Superstitious beliefs surrounding death entail the sudden appearance of certain animals, particularly those black in colour.[4] Examples are: the appearance of a lingering black butterfly around an individual is an omen that a person's next of kin has died; a sick person heading toward hospital who sees a black-hued cat will not survive their condition; seeing an owl near the home of a sick individual signifies the infirm's imminent death.[5]

Other beliefs pertaining to death are related to dreams,[4] dining etiquette, odours,[4] unusual shapes of certain objects, children, and odd numbers. Examples of these types are: not allowing family members to leave the home until used utensils have been cleansed (it is believed a family member may pass away if this habit is not followed), consuming sour fruit in the evenings (to avoid early parental demise), avoiding taking photographs of three persons together (to avoid the early death of the individual placed in the middle), sudden scent of a burning candle – without a lit candle anywhere – hints that a relative just died, losing a tooth during a dream is an omen that a relative will soon die,[4] a headless shadow of an individual forewarns that that person will pass away soon, preventing all family members from viewing the face of a dead person at funerals (to prevent the ghost of the departed from visiting the family resulting in the death of every family member), and lifting children related to the deceased over caskets before the entombment (to hinder the ghost of the dead relative from visiting the children).[5]

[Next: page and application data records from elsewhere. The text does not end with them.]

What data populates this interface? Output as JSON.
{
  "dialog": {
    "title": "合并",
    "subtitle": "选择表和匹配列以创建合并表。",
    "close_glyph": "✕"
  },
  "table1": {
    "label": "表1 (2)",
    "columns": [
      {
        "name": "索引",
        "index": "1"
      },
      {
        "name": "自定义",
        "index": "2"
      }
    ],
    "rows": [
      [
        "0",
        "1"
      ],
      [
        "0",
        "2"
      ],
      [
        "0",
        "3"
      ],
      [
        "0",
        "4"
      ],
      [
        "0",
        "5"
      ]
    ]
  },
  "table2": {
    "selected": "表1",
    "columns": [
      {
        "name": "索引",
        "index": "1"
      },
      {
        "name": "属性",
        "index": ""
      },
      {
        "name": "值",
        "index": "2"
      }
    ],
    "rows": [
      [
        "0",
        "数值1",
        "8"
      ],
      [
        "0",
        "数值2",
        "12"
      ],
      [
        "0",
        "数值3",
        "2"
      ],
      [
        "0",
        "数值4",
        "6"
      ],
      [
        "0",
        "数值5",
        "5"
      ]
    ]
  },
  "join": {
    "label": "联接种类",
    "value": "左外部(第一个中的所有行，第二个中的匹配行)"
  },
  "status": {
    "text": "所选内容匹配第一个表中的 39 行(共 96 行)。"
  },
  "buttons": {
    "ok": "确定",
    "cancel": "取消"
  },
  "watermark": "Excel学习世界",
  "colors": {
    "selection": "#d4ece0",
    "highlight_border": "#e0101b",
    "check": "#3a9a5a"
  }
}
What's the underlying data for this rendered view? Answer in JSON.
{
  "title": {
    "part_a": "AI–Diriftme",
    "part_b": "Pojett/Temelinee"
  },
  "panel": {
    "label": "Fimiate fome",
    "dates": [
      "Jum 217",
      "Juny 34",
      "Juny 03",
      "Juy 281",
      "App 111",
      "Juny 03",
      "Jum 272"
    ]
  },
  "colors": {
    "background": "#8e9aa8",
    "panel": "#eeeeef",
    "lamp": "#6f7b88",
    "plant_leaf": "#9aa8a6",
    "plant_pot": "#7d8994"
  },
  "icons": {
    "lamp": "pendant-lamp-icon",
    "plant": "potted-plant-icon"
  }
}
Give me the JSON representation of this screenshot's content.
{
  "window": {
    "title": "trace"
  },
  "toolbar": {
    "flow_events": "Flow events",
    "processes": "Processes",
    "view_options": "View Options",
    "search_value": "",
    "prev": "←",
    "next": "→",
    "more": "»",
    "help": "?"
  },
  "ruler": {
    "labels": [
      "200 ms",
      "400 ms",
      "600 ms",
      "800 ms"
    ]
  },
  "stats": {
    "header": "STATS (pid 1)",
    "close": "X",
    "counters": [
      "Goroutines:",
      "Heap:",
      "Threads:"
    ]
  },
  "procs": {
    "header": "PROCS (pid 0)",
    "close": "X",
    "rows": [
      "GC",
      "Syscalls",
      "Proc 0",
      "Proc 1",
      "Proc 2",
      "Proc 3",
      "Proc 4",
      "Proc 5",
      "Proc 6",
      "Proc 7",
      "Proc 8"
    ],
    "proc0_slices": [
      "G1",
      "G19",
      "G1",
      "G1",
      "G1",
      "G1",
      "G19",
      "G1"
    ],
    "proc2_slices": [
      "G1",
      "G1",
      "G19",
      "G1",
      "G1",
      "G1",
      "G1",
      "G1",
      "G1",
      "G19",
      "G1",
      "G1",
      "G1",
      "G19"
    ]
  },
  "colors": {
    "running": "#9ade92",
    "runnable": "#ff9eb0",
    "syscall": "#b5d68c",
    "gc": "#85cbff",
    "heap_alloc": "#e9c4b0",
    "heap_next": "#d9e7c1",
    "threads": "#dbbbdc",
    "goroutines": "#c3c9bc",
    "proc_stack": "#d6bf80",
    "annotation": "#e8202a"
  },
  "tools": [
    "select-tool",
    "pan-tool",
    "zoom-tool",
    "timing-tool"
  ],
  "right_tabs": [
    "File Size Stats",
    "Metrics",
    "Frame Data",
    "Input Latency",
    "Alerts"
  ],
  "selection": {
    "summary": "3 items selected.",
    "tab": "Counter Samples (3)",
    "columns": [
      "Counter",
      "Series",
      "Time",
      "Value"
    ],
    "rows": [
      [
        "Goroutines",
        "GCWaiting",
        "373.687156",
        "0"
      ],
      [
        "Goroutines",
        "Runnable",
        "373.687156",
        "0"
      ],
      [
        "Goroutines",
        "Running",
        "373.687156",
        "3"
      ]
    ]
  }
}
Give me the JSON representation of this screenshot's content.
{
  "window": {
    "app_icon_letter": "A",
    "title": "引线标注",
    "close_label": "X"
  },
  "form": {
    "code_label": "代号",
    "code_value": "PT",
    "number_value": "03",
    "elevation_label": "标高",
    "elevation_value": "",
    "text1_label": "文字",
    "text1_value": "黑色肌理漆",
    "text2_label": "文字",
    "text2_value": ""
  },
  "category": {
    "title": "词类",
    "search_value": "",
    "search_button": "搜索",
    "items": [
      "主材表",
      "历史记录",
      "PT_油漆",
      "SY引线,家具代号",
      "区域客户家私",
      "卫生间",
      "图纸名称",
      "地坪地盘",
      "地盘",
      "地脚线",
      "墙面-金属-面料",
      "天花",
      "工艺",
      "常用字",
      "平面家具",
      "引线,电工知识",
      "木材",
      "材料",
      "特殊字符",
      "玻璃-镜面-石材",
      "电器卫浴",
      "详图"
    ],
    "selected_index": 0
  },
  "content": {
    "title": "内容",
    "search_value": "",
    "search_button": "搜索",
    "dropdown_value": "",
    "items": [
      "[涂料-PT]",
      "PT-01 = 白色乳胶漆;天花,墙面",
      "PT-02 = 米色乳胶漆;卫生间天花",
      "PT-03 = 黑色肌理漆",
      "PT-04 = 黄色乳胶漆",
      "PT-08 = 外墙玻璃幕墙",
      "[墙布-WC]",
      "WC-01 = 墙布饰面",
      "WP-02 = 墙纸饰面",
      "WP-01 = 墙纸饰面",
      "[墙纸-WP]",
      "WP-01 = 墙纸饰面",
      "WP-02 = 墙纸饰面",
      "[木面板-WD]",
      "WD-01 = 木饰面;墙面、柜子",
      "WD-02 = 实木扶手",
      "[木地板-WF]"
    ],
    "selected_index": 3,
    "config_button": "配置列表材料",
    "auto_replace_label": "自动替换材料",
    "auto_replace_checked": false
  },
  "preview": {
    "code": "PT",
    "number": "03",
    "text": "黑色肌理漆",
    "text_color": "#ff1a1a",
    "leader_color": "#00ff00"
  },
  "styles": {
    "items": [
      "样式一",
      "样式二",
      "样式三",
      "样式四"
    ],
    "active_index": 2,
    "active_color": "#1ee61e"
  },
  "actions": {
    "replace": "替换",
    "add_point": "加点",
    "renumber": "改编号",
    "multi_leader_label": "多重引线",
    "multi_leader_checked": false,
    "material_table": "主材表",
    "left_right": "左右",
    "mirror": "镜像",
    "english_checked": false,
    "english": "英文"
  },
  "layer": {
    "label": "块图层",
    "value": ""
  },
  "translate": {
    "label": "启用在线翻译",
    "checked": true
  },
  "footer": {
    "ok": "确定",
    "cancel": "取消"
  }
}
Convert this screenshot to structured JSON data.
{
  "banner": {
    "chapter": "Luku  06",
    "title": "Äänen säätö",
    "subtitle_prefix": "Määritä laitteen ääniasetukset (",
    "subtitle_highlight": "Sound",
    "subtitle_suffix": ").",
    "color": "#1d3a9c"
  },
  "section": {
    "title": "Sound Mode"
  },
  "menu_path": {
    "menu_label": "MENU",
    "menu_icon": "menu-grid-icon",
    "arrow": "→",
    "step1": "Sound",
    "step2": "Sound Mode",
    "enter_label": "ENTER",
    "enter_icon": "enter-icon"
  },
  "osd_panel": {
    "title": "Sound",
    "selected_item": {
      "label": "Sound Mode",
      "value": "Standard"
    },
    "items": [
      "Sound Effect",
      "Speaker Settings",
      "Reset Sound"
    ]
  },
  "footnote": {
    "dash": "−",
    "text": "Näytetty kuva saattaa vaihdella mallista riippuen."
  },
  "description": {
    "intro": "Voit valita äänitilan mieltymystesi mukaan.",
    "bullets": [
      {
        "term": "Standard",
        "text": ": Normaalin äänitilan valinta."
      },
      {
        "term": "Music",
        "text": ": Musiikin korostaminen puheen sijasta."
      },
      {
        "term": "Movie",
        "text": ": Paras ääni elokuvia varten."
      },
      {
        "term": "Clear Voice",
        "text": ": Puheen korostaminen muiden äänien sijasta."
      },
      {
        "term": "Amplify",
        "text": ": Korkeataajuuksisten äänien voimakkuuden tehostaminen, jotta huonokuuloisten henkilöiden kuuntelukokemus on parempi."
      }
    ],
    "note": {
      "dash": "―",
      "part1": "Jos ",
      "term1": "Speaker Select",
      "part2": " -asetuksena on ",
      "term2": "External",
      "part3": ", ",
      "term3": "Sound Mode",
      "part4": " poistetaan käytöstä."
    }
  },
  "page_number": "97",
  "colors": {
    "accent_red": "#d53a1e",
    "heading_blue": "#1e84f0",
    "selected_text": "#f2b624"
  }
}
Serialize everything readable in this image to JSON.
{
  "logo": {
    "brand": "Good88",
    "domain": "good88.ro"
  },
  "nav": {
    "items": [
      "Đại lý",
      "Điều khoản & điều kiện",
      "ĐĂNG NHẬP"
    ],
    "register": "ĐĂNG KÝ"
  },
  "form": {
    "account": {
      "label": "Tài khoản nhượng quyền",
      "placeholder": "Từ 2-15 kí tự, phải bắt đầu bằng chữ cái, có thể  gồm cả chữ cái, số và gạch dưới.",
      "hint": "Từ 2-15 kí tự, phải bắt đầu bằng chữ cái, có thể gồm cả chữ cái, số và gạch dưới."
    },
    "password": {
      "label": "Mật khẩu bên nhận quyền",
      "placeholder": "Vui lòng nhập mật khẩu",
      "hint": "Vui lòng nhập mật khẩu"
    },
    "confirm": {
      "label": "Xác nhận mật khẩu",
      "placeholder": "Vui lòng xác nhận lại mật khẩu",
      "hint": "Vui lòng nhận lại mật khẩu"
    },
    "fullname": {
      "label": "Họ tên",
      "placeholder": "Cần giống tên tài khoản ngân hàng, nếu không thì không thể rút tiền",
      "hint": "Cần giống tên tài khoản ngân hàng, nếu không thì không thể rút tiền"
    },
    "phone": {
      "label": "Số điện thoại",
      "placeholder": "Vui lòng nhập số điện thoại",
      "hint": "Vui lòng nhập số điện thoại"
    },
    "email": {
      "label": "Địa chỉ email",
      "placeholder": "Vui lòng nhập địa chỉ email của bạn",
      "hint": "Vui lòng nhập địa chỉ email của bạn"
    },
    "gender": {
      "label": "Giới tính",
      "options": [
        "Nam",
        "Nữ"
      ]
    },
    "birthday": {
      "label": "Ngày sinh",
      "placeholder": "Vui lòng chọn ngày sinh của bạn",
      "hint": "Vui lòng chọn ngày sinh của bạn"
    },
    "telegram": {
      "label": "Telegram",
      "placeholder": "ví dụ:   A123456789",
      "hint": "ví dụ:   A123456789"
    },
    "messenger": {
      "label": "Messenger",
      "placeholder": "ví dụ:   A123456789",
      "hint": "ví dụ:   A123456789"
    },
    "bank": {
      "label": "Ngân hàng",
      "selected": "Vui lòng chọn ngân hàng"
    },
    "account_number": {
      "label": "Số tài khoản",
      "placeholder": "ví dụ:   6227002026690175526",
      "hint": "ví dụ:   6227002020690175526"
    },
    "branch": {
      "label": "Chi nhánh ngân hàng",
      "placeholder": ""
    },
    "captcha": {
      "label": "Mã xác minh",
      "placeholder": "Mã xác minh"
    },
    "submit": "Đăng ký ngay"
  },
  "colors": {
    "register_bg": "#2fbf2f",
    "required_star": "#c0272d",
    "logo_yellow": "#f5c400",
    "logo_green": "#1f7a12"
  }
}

  1. ^ Filipinos and Funeral Traditions, Organ-ic Chemist,, January 24, 2009
  2. ^ a b c d e f g h i j Clark, Sandi. Death and Loss in the Philippines, Grief in a Family Context, HPER F460, Summer, 1998,
  3. ^ Guballa, Cathy Babao. Grief in the Filipino Family Context,
  4. ^ a b c d e f g h i j k l m n o p q Pagampao, Karen. A Celebration of Death Among the Filipino,
  5. ^ a b c d e f g h i j k l m n o p q Tacio, Henrylito D. Death Practices Philippine Style,, October 30, 2005
  6. ^ a b c d e f g Filipino Funeral Practices,
  7. ^ A Filipino Culture Tradition to Remember, philippine
  8. ^ a b The Ilokanos: Customs and Traditions,
  9. ^ a b c Dizon, Eusebio Z.The Anthropomorphic Pottery from Ayub Cave, Pinol, Maitum, South Cotabato, Mindanao, Philippines and Abstract, Bulletin of the Indo-Pacific Prehistory Association, Vol 14 (1996), (both links to a PDF file), Archeology Division, National Museum, Metro Manila, Philippines,, 11 pages.
  10. ^ a b c The Philippines: A Glimpse Through History,
  11. ^ a b Lowe, Dave. Hanging Coffins of Sagada,
  12. ^ a b Hanging Coffins, Sagada, Philippines, CNN, January 26, 2010
  13. ^ a b Sagada, Hundreds of hanging coffins on cliffs and caves in the Philippines,
  14. ^ a b Cliff-Hanging Coffins, Bizarre Burials,
  15. ^ a b Filipino or Cebuano Funeral Traditions,

External links[edit]